Islamic Militancy in Africa
Terje Ostebo / African Center for Strategic Studies November 2012
The rise in Islamic militancy in the Sahel, northern Nigeria, and the Horn of Africa has elevated attention to this evolving security concern. Hopes that Africa’s historically moderate interpretations of Islam would suffice to filter extremist views from gaining meaningful traction seem increasingly misplaced. More generally, understanding of this unconventional security challenge is often based more on speculation than informed assessment. Responses must avoid conflating distinct Islamist actors while addressing local level perceptions of disaffection and under-representation that underpin support for militants.
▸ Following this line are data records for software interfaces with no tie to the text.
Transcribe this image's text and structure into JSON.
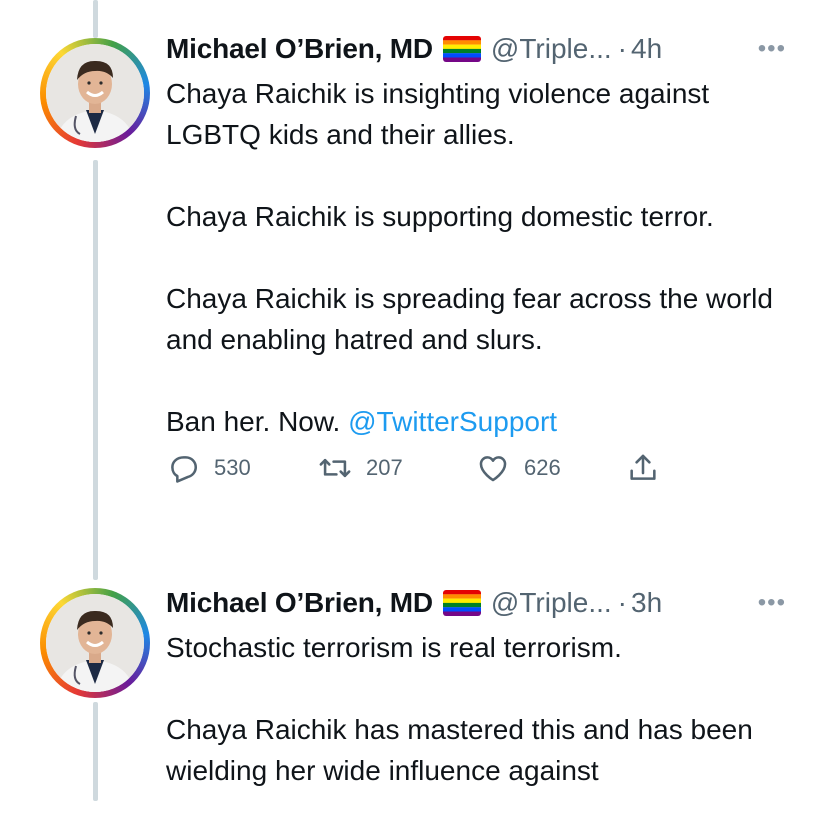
{
  "tweets": [
    {
      "author_name": "Michael O’Brien, MD",
      "author_flag_icon": "rainbow-flag-icon",
      "author_handle": "@Triple...",
      "separator": "·",
      "time": "4h",
      "more_label": "•••",
      "paragraphs": [
        "Chaya Raichik is insighting violence against LGBTQ kids and their allies.",
        "Chaya Raichik is supporting domestic terror.",
        "Chaya Raichik is spreading fear across the world and enabling hatred and slurs."
      ],
      "closing_text": "Ban her. Now.",
      "mention": "@TwitterSupport",
      "replies": "530",
      "retweets": "207",
      "likes": "626"
    },
    {
      "author_name": "Michael O’Brien, MD",
      "author_flag_icon": "rainbow-flag-icon",
      "author_handle": "@Triple...",
      "separator": "·",
      "time": "3h",
      "more_label": "•••",
      "paragraphs": [
        "Stochastic terrorism is real terrorism.",
        "Chaya Raichik has mastered this and has been wielding her wide influence against"
      ]
    }
  ]
}
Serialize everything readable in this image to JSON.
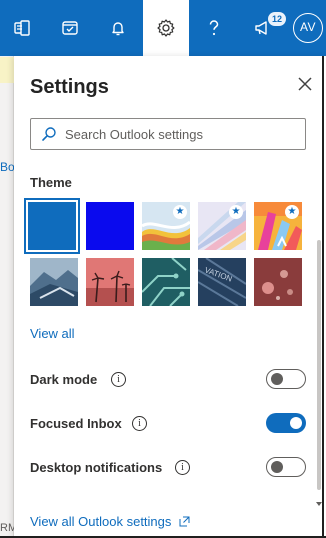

Africa's Fragile States: Empowering Extremists, Exporting Terrorism
Zachary Devlin-Foltz / African Center for Strategic Studies August 2010
Persistent reports of extremist activity from across Africa have deepened concern over the spread of radicalism on the continent. Extremists capitalize on political and security vacuums within Africa’s fragile states to grow their support base and consolidate their strength. Stable states that provide opportunities for political participation empower moderates while delegitimating extremists’ use of violence.
Purist Salafism in the Sahel and its position on the Jihadist Map
Mohamed Salem Ould Mohamed / Al Jazeera Center for Studies July 2012
Mali, Mauritania, Nigeria, Niger and other states in the Sahel appear to be experiencing a new “Salafist era.” Since the introduction of Saudi Wahhabist institutions in the 1970s Salafism has expanded gradually in the Sahel, though with varying success as it interacted with differing political contexts and contrasted sharply with prevailing Islamic institutions. However, states in the Sahel may be able to leverage their religious and ethnic diversity to temper and reverse extremism’s rise.